What to work on:
Scan the entries and state how many lines contain "提交时间". Write no other text.

Listed entries:
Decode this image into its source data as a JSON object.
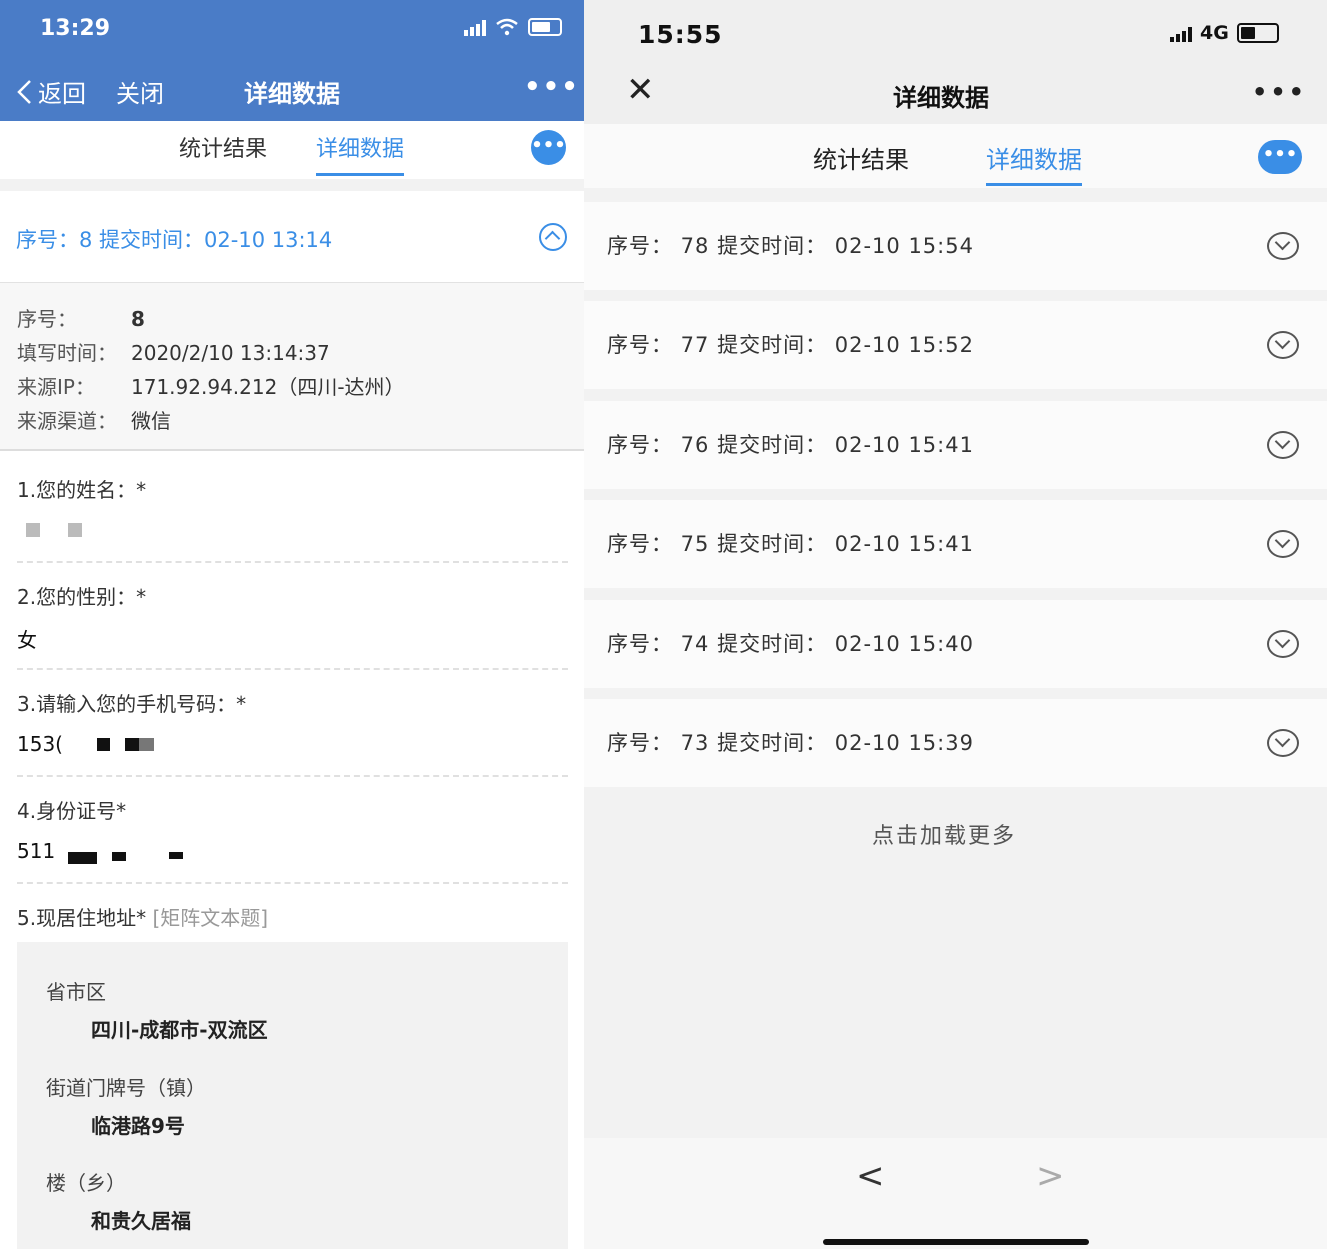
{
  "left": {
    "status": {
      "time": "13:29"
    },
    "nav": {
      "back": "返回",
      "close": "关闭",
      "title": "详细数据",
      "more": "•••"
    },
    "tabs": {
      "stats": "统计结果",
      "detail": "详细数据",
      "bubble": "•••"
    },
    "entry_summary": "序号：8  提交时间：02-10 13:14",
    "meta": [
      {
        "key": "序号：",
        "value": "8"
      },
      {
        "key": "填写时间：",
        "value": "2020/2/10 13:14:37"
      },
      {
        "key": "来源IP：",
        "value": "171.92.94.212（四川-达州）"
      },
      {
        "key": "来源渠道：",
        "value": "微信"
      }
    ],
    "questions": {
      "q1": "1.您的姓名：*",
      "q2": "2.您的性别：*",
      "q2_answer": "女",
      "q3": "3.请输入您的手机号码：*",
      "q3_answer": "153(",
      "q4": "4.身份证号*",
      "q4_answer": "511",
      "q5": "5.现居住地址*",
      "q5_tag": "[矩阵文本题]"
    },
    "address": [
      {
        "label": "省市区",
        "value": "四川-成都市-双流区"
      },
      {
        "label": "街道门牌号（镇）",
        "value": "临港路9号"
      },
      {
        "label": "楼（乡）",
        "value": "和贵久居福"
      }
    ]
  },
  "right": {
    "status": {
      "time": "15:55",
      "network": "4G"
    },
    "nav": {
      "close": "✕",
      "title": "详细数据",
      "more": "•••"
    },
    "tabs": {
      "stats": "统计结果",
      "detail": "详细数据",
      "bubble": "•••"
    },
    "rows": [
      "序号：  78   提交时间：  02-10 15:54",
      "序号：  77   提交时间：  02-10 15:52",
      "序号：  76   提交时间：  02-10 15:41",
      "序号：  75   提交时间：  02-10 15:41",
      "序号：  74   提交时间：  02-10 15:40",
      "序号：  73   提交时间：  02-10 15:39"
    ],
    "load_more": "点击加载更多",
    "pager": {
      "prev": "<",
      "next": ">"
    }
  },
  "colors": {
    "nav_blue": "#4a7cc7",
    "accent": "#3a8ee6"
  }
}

Written solution:
7